America Ranked Near the Bottom — Again — In Wealth Inequality
(ATL Blackstar) In rich and powerful nations like the United States, many would assume that issues of poverty and unequal wealth distribution were simply nonexistent, right? Many would be wrong.
A new report released by the World Economic Forum on Jan. 16 showed that, while the U.S. is one of the wealthiest nations in the world, it’s also one of the most unequal, coming in at No. 23 out of 30 developed nations for inequality, according to the report.
The forum ranked the world’s developed countries using a benchmark called the “inclusive development index,” which factors in statistics on income, health, poverty and sustainability, the publication reported. However, when it came to the WEF’s “inclusion category” — which measures distribution of wealth, income and poverty levels — the U.S. performed the worst, highlighting its long-standing issues with wealth concentration.
The stark earnings gap between Black and white Americans also is a growing problem in the U.S., with the disparities widening year by year. A study from the Institute of Women’s Policy Research in 2016 showed that Black Americans and Latinos (both male and female) lagged behind in weekly wage earnings compared to their counterparts. For instance, Black and Hispanic workers had their weekly wages decrease in 2015, while workers of other races saw their weekly earnings nearly double.
When comparing Black and white economic wealth, study after study has shown that Black Americans fall behind in this area as well because they simply don’t earn as much. In 2016, researchers from the Corporation for Enterprise Development and the Institute for Policy Studies examined the growing racial wealth gap and found that it would take the average Black family a lengthy 228 years just to accrue the wealth of today’s average white family.
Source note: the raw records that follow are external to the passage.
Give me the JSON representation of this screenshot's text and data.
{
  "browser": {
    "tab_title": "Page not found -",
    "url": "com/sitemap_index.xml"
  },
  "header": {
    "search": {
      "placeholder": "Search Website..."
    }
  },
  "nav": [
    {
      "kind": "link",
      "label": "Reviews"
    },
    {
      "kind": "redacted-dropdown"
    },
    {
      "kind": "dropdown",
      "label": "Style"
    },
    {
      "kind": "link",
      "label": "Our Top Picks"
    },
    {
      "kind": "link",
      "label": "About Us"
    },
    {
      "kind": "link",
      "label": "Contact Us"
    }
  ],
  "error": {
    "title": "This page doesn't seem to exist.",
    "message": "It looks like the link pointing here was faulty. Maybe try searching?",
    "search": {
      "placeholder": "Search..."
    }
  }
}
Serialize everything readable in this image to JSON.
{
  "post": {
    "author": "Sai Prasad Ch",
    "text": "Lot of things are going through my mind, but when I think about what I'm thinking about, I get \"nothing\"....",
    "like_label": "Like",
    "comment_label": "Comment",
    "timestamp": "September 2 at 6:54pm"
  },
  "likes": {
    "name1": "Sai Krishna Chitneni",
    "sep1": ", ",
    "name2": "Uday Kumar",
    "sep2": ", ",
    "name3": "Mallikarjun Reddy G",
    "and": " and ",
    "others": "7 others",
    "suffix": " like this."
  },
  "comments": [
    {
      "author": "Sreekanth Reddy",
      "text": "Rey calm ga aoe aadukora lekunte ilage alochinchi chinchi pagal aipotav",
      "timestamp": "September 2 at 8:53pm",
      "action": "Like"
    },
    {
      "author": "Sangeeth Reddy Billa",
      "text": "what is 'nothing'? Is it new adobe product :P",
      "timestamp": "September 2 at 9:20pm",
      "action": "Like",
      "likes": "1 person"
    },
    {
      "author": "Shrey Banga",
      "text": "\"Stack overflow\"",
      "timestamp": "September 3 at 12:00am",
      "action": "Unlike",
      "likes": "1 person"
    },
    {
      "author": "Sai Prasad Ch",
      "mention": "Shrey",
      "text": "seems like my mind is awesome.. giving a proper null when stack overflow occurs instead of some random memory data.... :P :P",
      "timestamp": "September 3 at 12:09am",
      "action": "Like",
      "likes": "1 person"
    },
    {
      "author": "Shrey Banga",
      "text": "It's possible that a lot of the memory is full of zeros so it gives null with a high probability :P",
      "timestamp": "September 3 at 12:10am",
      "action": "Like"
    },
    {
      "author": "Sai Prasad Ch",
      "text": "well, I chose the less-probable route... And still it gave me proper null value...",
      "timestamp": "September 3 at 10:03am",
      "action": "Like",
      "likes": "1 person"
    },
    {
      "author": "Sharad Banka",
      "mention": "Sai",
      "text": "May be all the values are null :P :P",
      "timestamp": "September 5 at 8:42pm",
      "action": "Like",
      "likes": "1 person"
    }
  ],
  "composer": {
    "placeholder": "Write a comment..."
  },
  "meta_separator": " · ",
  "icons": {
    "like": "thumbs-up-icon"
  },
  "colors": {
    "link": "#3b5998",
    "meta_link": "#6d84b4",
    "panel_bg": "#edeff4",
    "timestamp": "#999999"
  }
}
That’s because, over the past 30 years, the wealth of white families ballooned 84 percent — three times the rate of economic growth for Black households.